Another thing I like about the parties at Renegade is that the women who attend make a real effort to dress up.  The women in the photos above are wearing outfits they had purchased at the store.   The curved line of buttons on the skirt of the dress on the right emphasizes the curve of her hips, and you can see the saucy bow at the back reflected in the mirror.

The redhead on the left wore the dress she is wearing in a mini-fashion show during the evening.    The sassy dame on the right found her funky dress at Penningtons, of all places.  Their clothing used to be very stuffy and conservative (I know because I worked there when I was going to university) so I was surprised to see they now more stylish and fun plus-sized clothing.

There were more cupcakes from The Boombox Bakeshop (it was a two cupcake day for me!)

Kayla and I went rack to rack (so to speak) in our black and gold dresses,  After the party, the two of us went to a Motown Party at a local club - it was Saturday night, and I was still awake after 10 pm so I thought I'd better take advantage of it.  It was a lot of fun, and I danced more than I had in years, although I had definitely worn the wrong outfit for dancing - the dress was soaked with sweat by the time I got home.

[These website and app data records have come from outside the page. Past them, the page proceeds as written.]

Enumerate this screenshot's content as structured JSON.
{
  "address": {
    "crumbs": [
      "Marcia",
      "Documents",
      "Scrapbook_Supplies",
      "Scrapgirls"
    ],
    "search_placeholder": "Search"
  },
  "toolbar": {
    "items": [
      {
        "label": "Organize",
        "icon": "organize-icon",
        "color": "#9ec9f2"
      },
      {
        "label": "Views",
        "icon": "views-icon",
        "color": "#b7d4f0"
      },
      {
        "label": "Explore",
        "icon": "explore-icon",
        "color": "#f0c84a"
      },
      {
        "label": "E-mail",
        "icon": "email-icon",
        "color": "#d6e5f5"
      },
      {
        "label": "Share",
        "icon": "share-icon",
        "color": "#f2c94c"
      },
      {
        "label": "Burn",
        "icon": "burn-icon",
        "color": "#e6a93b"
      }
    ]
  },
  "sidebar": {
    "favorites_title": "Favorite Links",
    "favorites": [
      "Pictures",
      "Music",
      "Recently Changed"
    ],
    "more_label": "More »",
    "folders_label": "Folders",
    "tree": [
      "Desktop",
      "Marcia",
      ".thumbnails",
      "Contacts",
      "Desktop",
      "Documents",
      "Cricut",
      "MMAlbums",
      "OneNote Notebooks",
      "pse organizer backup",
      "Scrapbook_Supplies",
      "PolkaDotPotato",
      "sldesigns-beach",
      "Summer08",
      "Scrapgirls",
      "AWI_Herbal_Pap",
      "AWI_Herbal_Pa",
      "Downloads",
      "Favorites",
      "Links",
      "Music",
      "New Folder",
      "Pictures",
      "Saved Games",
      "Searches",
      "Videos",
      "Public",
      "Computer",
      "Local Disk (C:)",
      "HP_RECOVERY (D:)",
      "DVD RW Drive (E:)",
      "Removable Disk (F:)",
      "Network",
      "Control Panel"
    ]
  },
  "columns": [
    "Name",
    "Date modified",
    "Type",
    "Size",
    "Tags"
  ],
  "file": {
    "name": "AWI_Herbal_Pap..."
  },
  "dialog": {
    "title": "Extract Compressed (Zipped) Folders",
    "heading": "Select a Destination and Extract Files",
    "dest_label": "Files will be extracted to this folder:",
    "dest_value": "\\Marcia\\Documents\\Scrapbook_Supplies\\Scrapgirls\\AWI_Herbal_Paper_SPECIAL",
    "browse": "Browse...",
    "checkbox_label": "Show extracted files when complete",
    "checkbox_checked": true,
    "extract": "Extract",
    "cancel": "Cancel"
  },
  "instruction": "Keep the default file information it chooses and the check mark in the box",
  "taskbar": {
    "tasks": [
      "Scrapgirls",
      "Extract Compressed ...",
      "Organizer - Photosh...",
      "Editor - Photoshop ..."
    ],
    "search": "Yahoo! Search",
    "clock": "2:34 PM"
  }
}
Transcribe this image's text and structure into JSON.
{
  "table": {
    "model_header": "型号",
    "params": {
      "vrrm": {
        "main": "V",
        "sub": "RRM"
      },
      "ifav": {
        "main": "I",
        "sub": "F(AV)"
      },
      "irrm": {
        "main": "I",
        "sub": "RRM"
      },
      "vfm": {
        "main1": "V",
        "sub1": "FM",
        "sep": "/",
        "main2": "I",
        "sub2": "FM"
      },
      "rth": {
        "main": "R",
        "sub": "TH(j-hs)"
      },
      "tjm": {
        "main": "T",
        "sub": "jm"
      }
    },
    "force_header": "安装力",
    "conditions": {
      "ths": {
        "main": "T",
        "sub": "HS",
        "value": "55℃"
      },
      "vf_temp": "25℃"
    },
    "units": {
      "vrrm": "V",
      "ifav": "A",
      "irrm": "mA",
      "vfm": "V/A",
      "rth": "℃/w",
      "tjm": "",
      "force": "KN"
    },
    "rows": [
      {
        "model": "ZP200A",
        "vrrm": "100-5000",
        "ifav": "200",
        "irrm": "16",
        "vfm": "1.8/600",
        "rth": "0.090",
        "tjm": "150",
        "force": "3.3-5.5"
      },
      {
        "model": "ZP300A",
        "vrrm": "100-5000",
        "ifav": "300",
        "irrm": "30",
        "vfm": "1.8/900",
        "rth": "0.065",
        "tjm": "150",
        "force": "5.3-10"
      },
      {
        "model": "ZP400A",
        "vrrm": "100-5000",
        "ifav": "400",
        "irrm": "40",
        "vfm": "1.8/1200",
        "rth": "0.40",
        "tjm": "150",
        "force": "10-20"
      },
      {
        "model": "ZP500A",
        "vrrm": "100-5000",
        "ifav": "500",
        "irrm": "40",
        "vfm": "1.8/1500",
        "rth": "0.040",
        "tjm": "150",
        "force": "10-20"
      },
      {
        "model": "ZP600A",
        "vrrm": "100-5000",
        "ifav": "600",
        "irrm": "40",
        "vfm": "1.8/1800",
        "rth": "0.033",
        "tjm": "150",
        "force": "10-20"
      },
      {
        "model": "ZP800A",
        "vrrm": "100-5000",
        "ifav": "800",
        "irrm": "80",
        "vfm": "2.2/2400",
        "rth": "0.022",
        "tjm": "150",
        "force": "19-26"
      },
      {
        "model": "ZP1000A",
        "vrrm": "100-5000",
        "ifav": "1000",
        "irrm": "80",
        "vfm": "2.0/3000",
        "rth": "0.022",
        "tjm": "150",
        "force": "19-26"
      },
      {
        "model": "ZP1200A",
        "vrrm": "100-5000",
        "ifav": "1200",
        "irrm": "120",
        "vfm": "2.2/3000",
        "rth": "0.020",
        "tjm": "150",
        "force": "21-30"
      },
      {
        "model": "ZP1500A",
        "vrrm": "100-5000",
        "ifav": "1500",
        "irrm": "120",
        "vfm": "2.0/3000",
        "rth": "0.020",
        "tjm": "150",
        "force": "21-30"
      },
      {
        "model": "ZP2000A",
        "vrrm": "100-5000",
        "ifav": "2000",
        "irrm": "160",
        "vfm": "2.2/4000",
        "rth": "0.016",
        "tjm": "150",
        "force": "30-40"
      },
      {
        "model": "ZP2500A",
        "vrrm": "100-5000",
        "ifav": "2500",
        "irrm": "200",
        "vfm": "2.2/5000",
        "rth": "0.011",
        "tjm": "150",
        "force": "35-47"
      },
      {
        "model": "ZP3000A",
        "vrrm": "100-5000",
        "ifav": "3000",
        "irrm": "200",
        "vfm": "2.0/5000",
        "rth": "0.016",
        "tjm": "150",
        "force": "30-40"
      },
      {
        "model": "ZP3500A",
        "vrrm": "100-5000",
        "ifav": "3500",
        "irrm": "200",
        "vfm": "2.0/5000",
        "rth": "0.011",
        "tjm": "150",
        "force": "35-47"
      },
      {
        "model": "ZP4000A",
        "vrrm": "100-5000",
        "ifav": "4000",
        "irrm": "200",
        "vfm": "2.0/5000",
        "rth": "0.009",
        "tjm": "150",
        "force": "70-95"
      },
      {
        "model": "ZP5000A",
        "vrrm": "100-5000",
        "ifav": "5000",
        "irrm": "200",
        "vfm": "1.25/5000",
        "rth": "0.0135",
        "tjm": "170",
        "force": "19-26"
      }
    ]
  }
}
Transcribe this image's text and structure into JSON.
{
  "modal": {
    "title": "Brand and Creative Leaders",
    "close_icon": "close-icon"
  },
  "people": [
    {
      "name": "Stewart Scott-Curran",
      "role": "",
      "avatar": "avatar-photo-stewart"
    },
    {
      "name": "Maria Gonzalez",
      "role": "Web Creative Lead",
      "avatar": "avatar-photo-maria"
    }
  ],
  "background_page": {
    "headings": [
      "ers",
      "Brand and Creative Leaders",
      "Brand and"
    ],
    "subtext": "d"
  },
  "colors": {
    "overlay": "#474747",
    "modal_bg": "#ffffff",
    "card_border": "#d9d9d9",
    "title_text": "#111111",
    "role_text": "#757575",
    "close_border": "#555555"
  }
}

I'm including this photo so I can get in on The Stylecrone's Hat Attack this month (#19, can you believe it??).  Even though it's a bathroom selfie shot with my phone, I really like the photo - it shows off the hat perfectly and my skin looks pretty awesome, which is something to celebrate these days.